The Scientist by Catherine Offord 9/02/2021
Injury to one side of the brain can cause abnormalities in posture or movement on the opposite side of the body. These effects, which are sometimes seen in people who have suffered a stroke or head trauma, have typically been attributed to neural pathways that link the right side of the brain to spinal cord neurons controlling muscles on the left side of the body, and vice versa.
But in a new study on rats that had their spinal cords severed, researchers claim to have discovered another, parallel pathway that triggers opposite-side effects following brain injury and might instead operate via hormones circulating in the blood. The work was published last month (August 10) in eLife.

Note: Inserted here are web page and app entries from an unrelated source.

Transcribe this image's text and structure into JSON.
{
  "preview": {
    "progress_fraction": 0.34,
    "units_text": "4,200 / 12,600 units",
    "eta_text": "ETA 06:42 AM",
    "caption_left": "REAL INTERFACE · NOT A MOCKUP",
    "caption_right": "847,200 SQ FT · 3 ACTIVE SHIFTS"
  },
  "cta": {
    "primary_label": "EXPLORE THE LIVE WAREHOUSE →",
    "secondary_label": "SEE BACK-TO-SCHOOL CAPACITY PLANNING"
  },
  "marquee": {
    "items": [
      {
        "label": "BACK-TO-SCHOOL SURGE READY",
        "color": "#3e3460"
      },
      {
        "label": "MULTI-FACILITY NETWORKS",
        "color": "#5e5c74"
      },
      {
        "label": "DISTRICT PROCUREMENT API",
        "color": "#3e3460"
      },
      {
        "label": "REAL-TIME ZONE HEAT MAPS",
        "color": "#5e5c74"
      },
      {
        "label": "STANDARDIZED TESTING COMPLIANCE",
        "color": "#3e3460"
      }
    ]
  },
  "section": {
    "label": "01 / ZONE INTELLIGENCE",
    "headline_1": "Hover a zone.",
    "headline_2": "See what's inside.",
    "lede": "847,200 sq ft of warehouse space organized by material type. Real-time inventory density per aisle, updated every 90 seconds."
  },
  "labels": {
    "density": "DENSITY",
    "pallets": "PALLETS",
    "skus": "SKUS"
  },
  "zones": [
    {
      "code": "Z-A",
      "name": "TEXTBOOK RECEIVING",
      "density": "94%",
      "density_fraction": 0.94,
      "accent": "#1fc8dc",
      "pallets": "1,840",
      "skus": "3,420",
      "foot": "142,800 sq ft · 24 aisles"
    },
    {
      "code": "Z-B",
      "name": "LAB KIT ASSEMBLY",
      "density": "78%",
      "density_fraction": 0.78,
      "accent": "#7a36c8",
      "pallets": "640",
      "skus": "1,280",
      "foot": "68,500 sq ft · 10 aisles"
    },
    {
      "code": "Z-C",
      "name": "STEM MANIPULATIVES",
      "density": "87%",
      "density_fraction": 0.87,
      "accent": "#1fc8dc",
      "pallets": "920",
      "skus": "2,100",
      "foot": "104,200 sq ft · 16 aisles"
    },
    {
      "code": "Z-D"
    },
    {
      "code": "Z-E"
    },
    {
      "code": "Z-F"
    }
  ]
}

Full Article: Hormones May Contribute to Asymmetrical Effects of Brain Injury